==== DATASET RECORDS ====

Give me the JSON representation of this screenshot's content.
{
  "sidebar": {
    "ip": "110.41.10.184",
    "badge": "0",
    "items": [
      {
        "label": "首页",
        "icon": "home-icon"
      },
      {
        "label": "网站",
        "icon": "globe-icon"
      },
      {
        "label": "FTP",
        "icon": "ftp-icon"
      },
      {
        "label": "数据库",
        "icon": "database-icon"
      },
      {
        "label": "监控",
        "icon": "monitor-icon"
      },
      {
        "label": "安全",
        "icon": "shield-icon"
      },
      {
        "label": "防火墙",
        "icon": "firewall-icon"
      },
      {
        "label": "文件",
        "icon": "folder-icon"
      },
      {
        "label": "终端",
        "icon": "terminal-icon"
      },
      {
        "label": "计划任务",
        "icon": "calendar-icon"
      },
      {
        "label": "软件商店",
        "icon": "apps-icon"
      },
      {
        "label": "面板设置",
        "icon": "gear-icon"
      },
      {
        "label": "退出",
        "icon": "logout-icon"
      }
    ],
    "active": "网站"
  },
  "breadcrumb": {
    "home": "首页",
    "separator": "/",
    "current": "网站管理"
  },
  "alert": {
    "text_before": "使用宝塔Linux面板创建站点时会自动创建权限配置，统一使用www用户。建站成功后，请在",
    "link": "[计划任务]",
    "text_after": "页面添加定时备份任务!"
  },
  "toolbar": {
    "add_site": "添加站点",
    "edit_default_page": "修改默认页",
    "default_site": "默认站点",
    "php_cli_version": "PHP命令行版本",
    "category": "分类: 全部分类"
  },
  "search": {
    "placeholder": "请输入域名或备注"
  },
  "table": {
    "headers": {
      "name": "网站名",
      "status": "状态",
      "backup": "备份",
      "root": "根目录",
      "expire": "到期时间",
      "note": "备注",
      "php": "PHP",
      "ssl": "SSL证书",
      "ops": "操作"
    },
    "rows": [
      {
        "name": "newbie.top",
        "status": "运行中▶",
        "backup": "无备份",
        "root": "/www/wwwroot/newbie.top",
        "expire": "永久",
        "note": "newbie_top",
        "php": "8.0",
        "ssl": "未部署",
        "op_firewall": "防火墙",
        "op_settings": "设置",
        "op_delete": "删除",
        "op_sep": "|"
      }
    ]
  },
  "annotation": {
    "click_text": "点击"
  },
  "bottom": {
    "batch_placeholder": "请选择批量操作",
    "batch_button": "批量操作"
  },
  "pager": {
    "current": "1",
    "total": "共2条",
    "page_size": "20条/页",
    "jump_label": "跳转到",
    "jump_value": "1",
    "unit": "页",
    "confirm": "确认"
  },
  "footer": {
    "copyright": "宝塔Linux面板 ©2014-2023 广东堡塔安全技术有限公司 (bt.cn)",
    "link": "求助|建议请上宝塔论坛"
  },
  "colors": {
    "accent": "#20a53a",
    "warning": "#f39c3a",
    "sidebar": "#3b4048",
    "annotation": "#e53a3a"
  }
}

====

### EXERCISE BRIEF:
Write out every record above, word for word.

### RESPONSE TO THIS EXERCISE:
Give me the JSON representation of this screenshot's content.
{
  "sidebar": {
    "ip": "110.41.10.184",
    "badge": "0",
    "items": [
      {
        "label": "首页",
        "icon": "home-icon"
      },
      {
        "label": "网站",
        "icon": "globe-icon"
      },
      {
        "label": "FTP",
        "icon": "ftp-icon"
      },
      {
        "label": "数据库",
        "icon": "database-icon"
      },
      {
        "label": "监控",
        "icon": "monitor-icon"
      },
      {
        "label": "安全",
        "icon": "shield-icon"
      },
      {
        "label": "防火墙",
        "icon": "firewall-icon"
      },
      {
        "label": "文件",
        "icon": "folder-icon"
      },
      {
        "label": "终端",
        "icon": "terminal-icon"
      },
      {
        "label": "计划任务",
        "icon": "calendar-icon"
      },
      {
        "label": "软件商店",
        "icon": "apps-icon"
      },
      {
        "label": "面板设置",
        "icon": "gear-icon"
      },
      {
        "label": "退出",
        "icon": "logout-icon"
      }
    ],
    "active": "网站"
  },
  "breadcrumb": {
    "home": "首页",
    "separator": "/",
    "current": "网站管理"
  },
  "alert": {
    "text_before": "使用宝塔Linux面板创建站点时会自动创建权限配置，统一使用www用户。建站成功后，请在",
    "link": "[计划任务]",
    "text_after": "页面添加定时备份任务!"
  },
  "toolbar": {
    "add_site": "添加站点",
    "edit_default_page": "修改默认页",
    "default_site": "默认站点",
    "php_cli_version": "PHP命令行版本",
    "category": "分类: 全部分类"
  },
  "search": {
    "placeholder": "请输入域名或备注"
  },
  "table": {
    "headers": {
      "name": "网站名",
      "status": "状态",
      "backup": "备份",
      "root": "根目录",
      "expire": "到期时间",
      "note": "备注",
      "php": "PHP",
      "ssl": "SSL证书",
      "ops": "操作"
    },
    "rows": [
      {
        "name": "newbie.top",
        "status": "运行中▶",
        "backup": "无备份",
        "root": "/www/wwwroot/newbie.top",
        "expire": "永久",
        "note": "newbie_top",
        "php": "8.0",
        "ssl": "未部署",
        "op_firewall": "防火墙",
        "op_settings": "设置",
        "op_delete": "删除",
        "op_sep": "|"
      }
    ]
  },
  "annotation": {
    "click_text": "点击"
  },
  "bottom": {
    "batch_placeholder": "请选择批量操作",
    "batch_button": "批量操作"
  },
  "pager": {
    "current": "1",
    "total": "共2条",
    "page_size": "20条/页",
    "jump_label": "跳转到",
    "jump_value": "1",
    "unit": "页",
    "confirm": "确认"
  },
  "footer": {
    "copyright": "宝塔Linux面板 ©2014-2023 广东堡塔安全技术有限公司 (bt.cn)",
    "link": "求助|建议请上宝塔论坛"
  },
  "colors": {
    "accent": "#20a53a",
    "warning": "#f39c3a",
    "sidebar": "#3b4048",
    "annotation": "#e53a3a"
  }
}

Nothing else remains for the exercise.